Date of this Version
The Author(s) 2018. Published by Oxford University Press on behalf of the American Society of Animal Science.
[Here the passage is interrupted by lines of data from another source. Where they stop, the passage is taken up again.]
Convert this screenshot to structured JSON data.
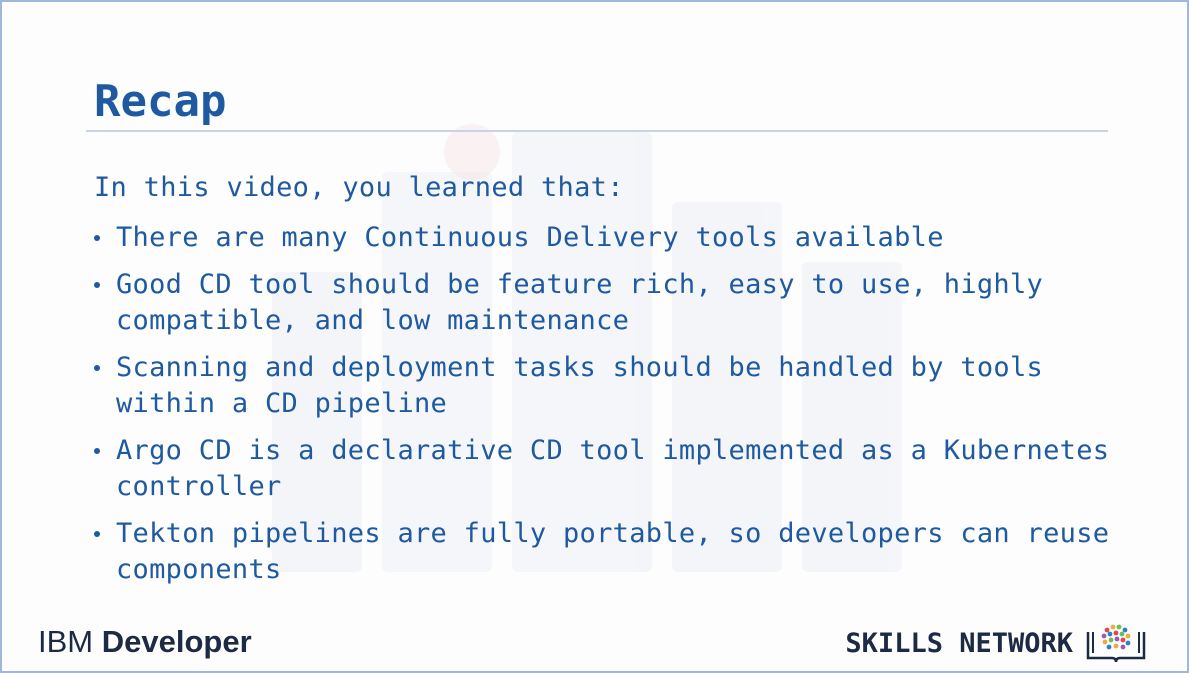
{
  "slide": {
    "title": "Recap",
    "intro": "In this video, you learned that:",
    "bullets": [
      "There are many Continuous Delivery tools available",
      "Good CD tool should be feature rich, easy to use, highly compatible, and low maintenance",
      "Scanning and deployment tasks should be handled by tools within a CD pipeline",
      "Argo CD is a declarative CD tool implemented as a Kubernetes controller",
      "Tekton pipelines are fully portable, so developers can reuse components"
    ]
  },
  "footer": {
    "brand": "IBM",
    "product": "Developer",
    "skills_network": "SKILLS NETWORK"
  },
  "colors": {
    "accent": "#1f5aa0",
    "footer_text": "#1c2a44",
    "border": "#9fb7d8"
  },
  "icons": {
    "skills_network_logo": "skills-network-logo-icon"
  }
}
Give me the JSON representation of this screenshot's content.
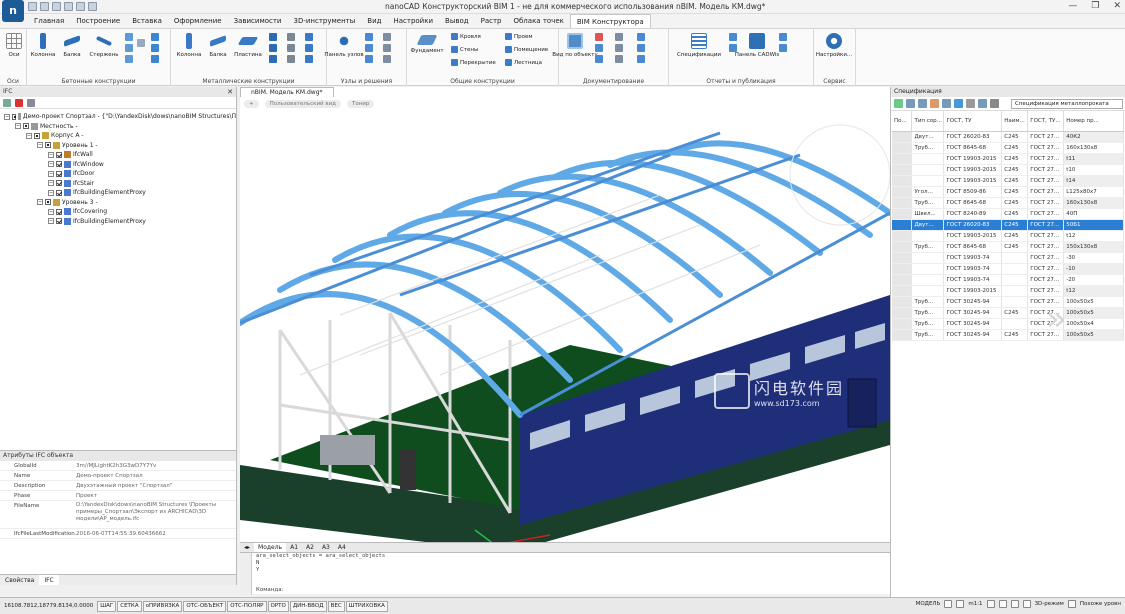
{
  "window": {
    "title": "nanoCAD Конструкторский BIM 1 - не для коммерческого использования nBIM. Модель КМ.dwg*",
    "buttons": [
      "—",
      "❐",
      "✕"
    ]
  },
  "menu": {
    "tabs": [
      "Главная",
      "Построение",
      "Вставка",
      "Оформление",
      "Зависимости",
      "3D-инструменты",
      "Вид",
      "Настройки",
      "Вывод",
      "Растр",
      "Облака точек",
      "BIM Конструктора"
    ],
    "active_index": 11
  },
  "ribbon": {
    "groups": [
      {
        "title": "Оси",
        "buttons": [
          "Оси"
        ]
      },
      {
        "title": "Бетонные конструкции",
        "buttons": [
          "Колонна",
          "Балка",
          "Стержень"
        ]
      },
      {
        "title": "Металлические конструкции",
        "buttons": [
          "Колонна",
          "Балка",
          "Пластина"
        ]
      },
      {
        "title": "Узлы и решения",
        "buttons": [
          "Панель узлов"
        ]
      },
      {
        "title": "Общие конструкции",
        "buttons": [
          "Фундамент",
          "Кровля",
          "Стены",
          "Перекрытие",
          "Проем",
          "Помещение",
          "Лестница"
        ]
      },
      {
        "title": "Документирование",
        "buttons": [
          "Вид по объекту"
        ]
      },
      {
        "title": "Отчеты и публикация",
        "buttons": [
          "Спецификации",
          "Панель CADWis"
        ]
      },
      {
        "title": "Сервис",
        "buttons": [
          "Настройки..."
        ]
      }
    ]
  },
  "left_panel": {
    "header": "IFC",
    "tree": [
      {
        "label": "Демо-проект Спортзал - {\"D:\\YandexDisk\\dows\\nanoBIM Structures\\П",
        "level": 0
      },
      {
        "label": "Местность -",
        "level": 1
      },
      {
        "label": "Корпус А -",
        "level": 2
      },
      {
        "label": "Уровень 1 -",
        "level": 3
      },
      {
        "label": "IfcWall",
        "level": 4
      },
      {
        "label": "IfcWindow",
        "level": 4
      },
      {
        "label": "IfcDoor",
        "level": 4
      },
      {
        "label": "IfcStair",
        "level": 4
      },
      {
        "label": "IfcBuildingElementProxy",
        "level": 4
      },
      {
        "label": "Уровень 3 -",
        "level": 3
      },
      {
        "label": "IfcCovering",
        "level": 4
      },
      {
        "label": "IfcBuildingElementProxy",
        "level": 4
      }
    ],
    "attrs_header": "Атрибуты IFC объекта",
    "attrs": [
      {
        "k": "GlobalId",
        "v": "3m//MJLightK2h3G3wD7Y7Yv"
      },
      {
        "k": "Name",
        "v": "Демо-проект Спортзал"
      },
      {
        "k": "Description",
        "v": "Двухэтажный проект \"Спортзал\""
      },
      {
        "k": "Phase",
        "v": "Проект"
      },
      {
        "k": "FileName",
        "v": "D:\\YandexDisk\\dows\\nanoBIM Structures \\Проекты примеры_Спортзал\\Экспорт из ARCHICAD\\3D модели\\АР_модель.ifc"
      },
      {
        "k": "IfcFileLastModification...",
        "v": "2016-06-07T14:55:39.60436662"
      }
    ],
    "bottom_tabs": [
      "Свойства",
      "IFC"
    ]
  },
  "drawing": {
    "doc_tab": "nBIM. Модель КМ.dwg*",
    "view_labels": [
      "+",
      "Пользовательский вид",
      "Тонир"
    ],
    "sheet_tabs": [
      "Модель",
      "A1",
      "A2",
      "A3",
      "A4"
    ],
    "watermark_title": "闪电软件园",
    "watermark_url": "www.sd173.com"
  },
  "command": {
    "lines": [
      "ara_select_objects = ara_select_objects",
      "N",
      "Y"
    ],
    "side_label": "Команда",
    "prompt": "Команда:"
  },
  "spec": {
    "header": "Спецификация",
    "dropdown": "Спецификация металлопроката",
    "columns": [
      "По...",
      "Тип сор...",
      "ГОСТ, ТУ",
      "Наим...",
      "ГОСТ, ТУ...",
      "Номер пр..."
    ],
    "rows": [
      [
        "",
        "Двут...",
        "ГОСТ 26020-83",
        "С245",
        "ГОСТ 27...",
        "40К2"
      ],
      [
        "",
        "Труб...",
        "ГОСТ 8645-68",
        "С245",
        "ГОСТ 27...",
        "160х130х8"
      ],
      [
        "",
        "",
        "ГОСТ 19903-2015",
        "С245",
        "ГОСТ 27...",
        "t11"
      ],
      [
        "",
        "",
        "ГОСТ 19903-2015",
        "С245",
        "ГОСТ 27...",
        "t10"
      ],
      [
        "",
        "",
        "ГОСТ 19903-2015",
        "С245",
        "ГОСТ 27...",
        "t14"
      ],
      [
        "",
        "Угол...",
        "ГОСТ 8509-86",
        "С245",
        "ГОСТ 27...",
        "L125х80х7"
      ],
      [
        "",
        "Труб...",
        "ГОСТ 8645-68",
        "С245",
        "ГОСТ 27...",
        "160х130х8"
      ],
      [
        "",
        "Швел...",
        "ГОСТ 8240-89",
        "С245",
        "ГОСТ 27...",
        "40П"
      ],
      [
        "",
        "Двут...",
        "ГОСТ 26020-83",
        "С245",
        "ГОСТ 27...",
        "50Б1"
      ],
      [
        "",
        "",
        "ГОСТ 19903-2015",
        "С245",
        "ГОСТ 27...",
        "t12"
      ],
      [
        "",
        "Труб...",
        "ГОСТ 8645-68",
        "С245",
        "ГОСТ 27...",
        "150х130х8"
      ],
      [
        "",
        "",
        "ГОСТ 19903-74",
        "",
        "ГОСТ 27...",
        "-30"
      ],
      [
        "",
        "",
        "ГОСТ 19903-74",
        "",
        "ГОСТ 27...",
        "-10"
      ],
      [
        "",
        "",
        "ГОСТ 19903-74",
        "",
        "ГОСТ 27...",
        "-20"
      ],
      [
        "",
        "",
        "ГОСТ 19903-2015",
        "",
        "ГОСТ 27...",
        "t12"
      ],
      [
        "",
        "Труб...",
        "ГОСТ 30245-94",
        "",
        "ГОСТ 27...",
        "100х50х5"
      ],
      [
        "",
        "Труб...",
        "ГОСТ 30245-94",
        "С245",
        "ГОСТ 27...",
        "100х50х5"
      ],
      [
        "",
        "Труб...",
        "ГОСТ 30245-94",
        "",
        "ГОСТ 27...",
        "100х50х4"
      ],
      [
        "",
        "Труб...",
        "ГОСТ 30245-94",
        "С245",
        "ГОСТ 27...",
        "100х50х5"
      ]
    ],
    "selected_row": 8
  },
  "status": {
    "coords": "16108.7812,18779.8134,0.0000",
    "buttons": [
      "ШАГ",
      "СЕТКА",
      "оПРИВЯЗКА",
      "ОТС-ОБЪЕКТ",
      "ОТС-ПОЛЯР",
      "ОРТО",
      "ДИН-ВВОД",
      "ВЕС",
      "ШТРИХОВКА"
    ],
    "mode": "МОДЕЛЬ",
    "scale": "m1:1",
    "view_mode": "3D-режим",
    "defaults": "Похоже уровн"
  },
  "colors": {
    "accent": "#2a7fd4",
    "wall": "#1f2e78",
    "floor": "#0f4d1e",
    "truss": "#5fa9e6"
  }
}
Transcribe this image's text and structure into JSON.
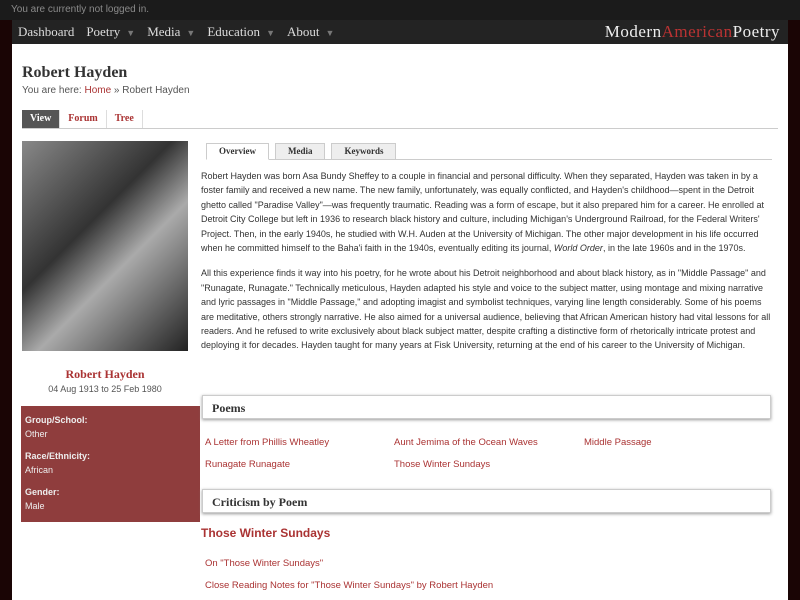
{
  "topbar": {
    "status": "You are currently not logged in."
  },
  "nav": {
    "items": [
      {
        "label": "Dashboard"
      },
      {
        "label": "Poetry"
      },
      {
        "label": "Media"
      },
      {
        "label": "Education"
      },
      {
        "label": "About"
      }
    ],
    "logo": {
      "part1": "Modern",
      "part2": "American",
      "part3": "Poetry"
    }
  },
  "page": {
    "title": "Robert Hayden",
    "breadcrumb": {
      "prefix": "You are here: ",
      "home": "Home",
      "sep": " » ",
      "current": "Robert Hayden"
    },
    "tabs": [
      "View",
      "Forum",
      "Tree"
    ]
  },
  "profile": {
    "name": "Robert Hayden",
    "dates": "04 Aug 1913 to 25 Feb 1980",
    "fields": [
      {
        "label": "Group/School:",
        "value": "Other"
      },
      {
        "label": "Race/Ethnicity:",
        "value": "African"
      },
      {
        "label": "Gender:",
        "value": "Male"
      }
    ]
  },
  "content": {
    "tabs": [
      "Overview",
      "Media",
      "Keywords"
    ],
    "p1a": "Robert Hayden was born Asa Bundy Sheffey to a couple in financial and personal difficulty. When they separated, Hayden was taken in by a foster family and received a new name. The new family, unfortunately, was equally conflicted, and Hayden's childhood—spent in the Detroit ghetto called \"Paradise Valley\"—was frequently traumatic. Reading was a form of escape, but it also prepared him for a career. He enrolled at Detroit City College but left in 1936 to research black history and culture, including Michigan's Underground Railroad, for the Federal Writers' Project. Then, in the early 1940s, he studied with W.H. Auden at the University of Michigan. The other major development in his life occurred when he committed himself to the Baha'i faith in the 1940s, eventually editing its journal, ",
    "p1em": "World Order",
    "p1b": ", in the late 1960s and in the 1970s.",
    "p2": "All this experience finds it way into his poetry, for he wrote about his Detroit neighborhood and about black history, as in \"Middle Passage\" and \"Runagate, Runagate.\" Technically meticulous, Hayden adapted his style and voice to the subject matter, using montage and mixing narrative and lyric passages in \"Middle Passage,\" and adopting imagist and symbolist techniques, varying line length considerably. Some of his poems are meditative, others strongly narrative. He also aimed for a universal audience, believing that African American history had vital lessons for all readers. And he refused to write exclusively about black subject matter, despite crafting a distinctive form of rhetorically intricate protest and deploying it for decades. Hayden taught for many years at Fisk University, returning at the end of his career to the University of Michigan.",
    "poems_heading": "Poems",
    "poems": [
      "A Letter from Phillis Wheatley",
      "Aunt Jemima of the Ocean Waves",
      "Middle Passage",
      "Runagate Runagate",
      "Those Winter Sundays"
    ],
    "criticism_heading": "Criticism by Poem",
    "criticism_poem": "Those Winter Sundays",
    "criticism_links": [
      "On \"Those Winter Sundays\"",
      "Close Reading Notes for \"Those Winter Sundays\" by Robert Hayden"
    ]
  }
}
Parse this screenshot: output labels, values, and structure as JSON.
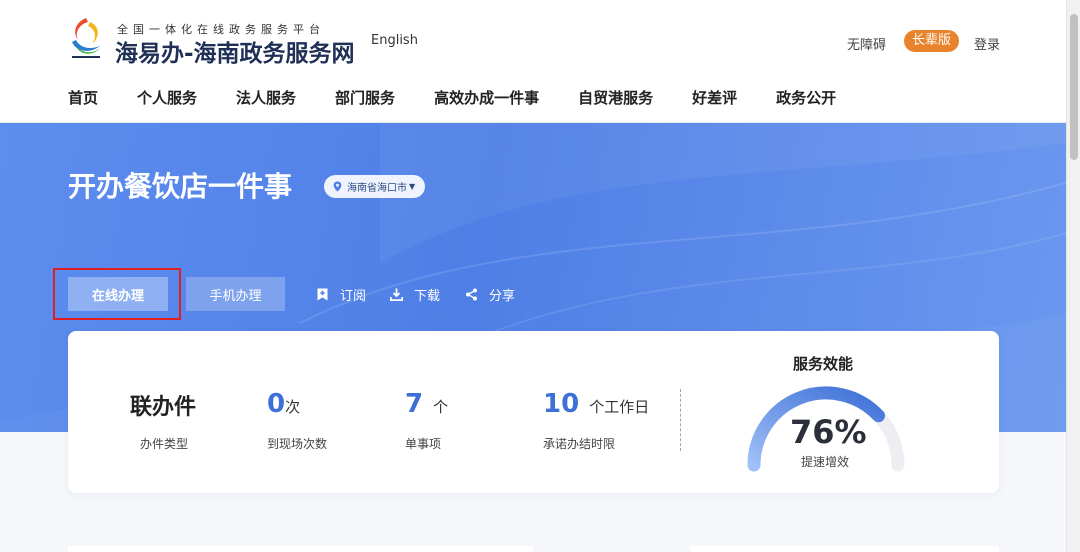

Intrauterine growth restriction (IUGR) is linked to metabolic dysfunction in offspring, but the mediating mechanisms are still under investigation (Barker et al., 1993). IUGR fetuses adapt to their poor intrauterine environment by repartitioning nutrients to organs critical for survival (i.e., brain, heart) at the expense of tissues such as muscle (Yates et al., 2012c). These developmental adaptations help the fetus to survive in utero but have lifelong consequences in offspring; persistent reduction of highly metabolic muscle mass is detrimental to glucose homeostasis (DeFronzo et al., 1981). Glucose metabolism is regulated primarily by insulin, and nutrient depravation is associated with impaired β-cell mass, insulin secretion, and insulin action in the IUGR fetus (Limesand et al., 2006). Moreover, inflammation disrupts insulin action and aids in the development of insulin resistance (Bach et al., 2013). We recently showed that inflammatory cytokines acutely stimulate glucose metabolism despite their antagonistic effects on insulin signaling (Cadaret et al., 2017b). However, we hypothesize that chronic exposure alters responsiveness to cytokines and results in basal cytokine concentrations having a greater inhibitory tone. Furthermore, chronic maternal inflammation may induce fetal inflammatory adaptations that impair muscle growth and metabolism. Therefore, our objective was to determine the effects of sustained maternal inflammation on fetal growth, islet function, and muscle glucose metabolism.